---------- Provided entries ----------
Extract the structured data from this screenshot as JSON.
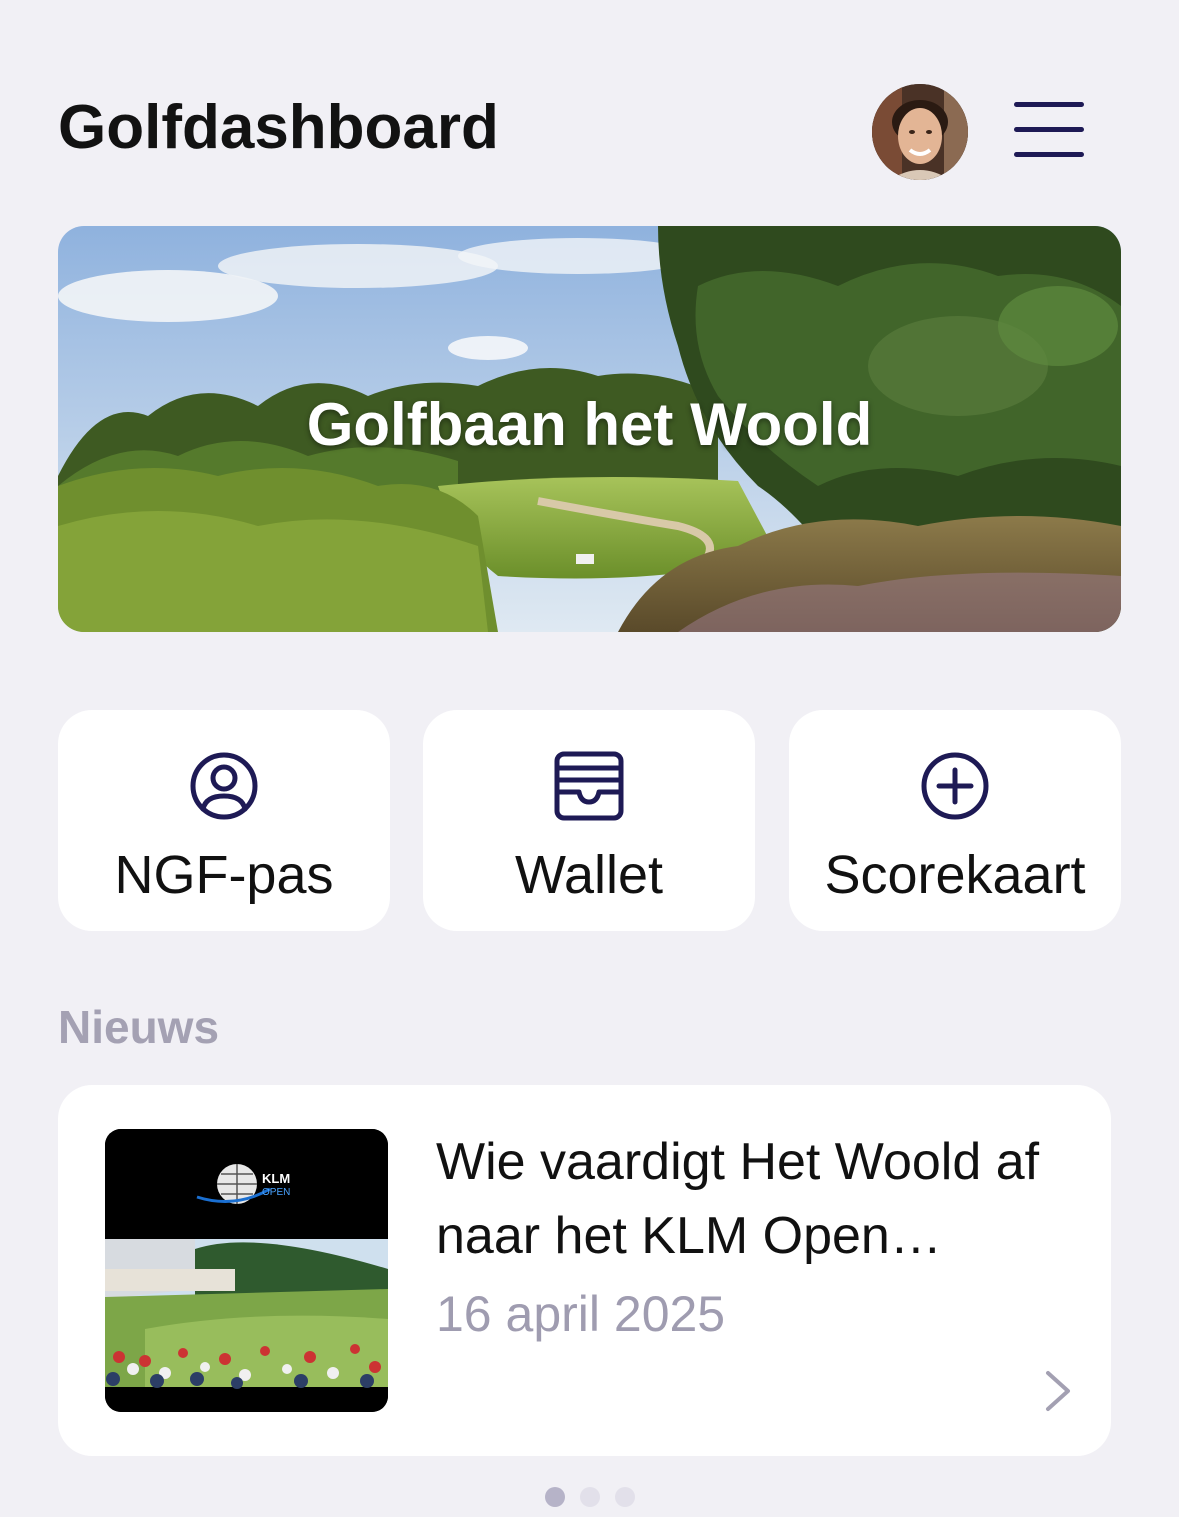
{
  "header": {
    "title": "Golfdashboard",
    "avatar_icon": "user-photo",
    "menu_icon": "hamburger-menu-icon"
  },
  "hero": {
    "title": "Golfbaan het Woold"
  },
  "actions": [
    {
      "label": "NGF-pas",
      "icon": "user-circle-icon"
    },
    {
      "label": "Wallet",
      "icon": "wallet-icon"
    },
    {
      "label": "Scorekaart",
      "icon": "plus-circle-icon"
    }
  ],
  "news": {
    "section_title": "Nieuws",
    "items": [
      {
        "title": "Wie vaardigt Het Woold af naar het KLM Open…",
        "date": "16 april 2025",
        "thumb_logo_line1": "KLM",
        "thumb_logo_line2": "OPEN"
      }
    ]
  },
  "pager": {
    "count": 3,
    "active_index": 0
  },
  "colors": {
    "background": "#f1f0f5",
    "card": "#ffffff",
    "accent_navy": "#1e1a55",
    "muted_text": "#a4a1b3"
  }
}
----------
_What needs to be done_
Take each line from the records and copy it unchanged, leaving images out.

_Exercise result_
Extract the structured data from this screenshot as JSON.
{
  "header": {
    "title": "Golfdashboard",
    "avatar_icon": "user-photo",
    "menu_icon": "hamburger-menu-icon"
  },
  "hero": {
    "title": "Golfbaan het Woold"
  },
  "actions": [
    {
      "label": "NGF-pas",
      "icon": "user-circle-icon"
    },
    {
      "label": "Wallet",
      "icon": "wallet-icon"
    },
    {
      "label": "Scorekaart",
      "icon": "plus-circle-icon"
    }
  ],
  "news": {
    "section_title": "Nieuws",
    "items": [
      {
        "title": "Wie vaardigt Het Woold af naar het KLM Open…",
        "date": "16 april 2025",
        "thumb_logo_line1": "KLM",
        "thumb_logo_line2": "OPEN"
      }
    ]
  },
  "pager": {
    "count": 3,
    "active_index": 0
  },
  "colors": {
    "background": "#f1f0f5",
    "card": "#ffffff",
    "accent_navy": "#1e1a55",
    "muted_text": "#a4a1b3"
  }
}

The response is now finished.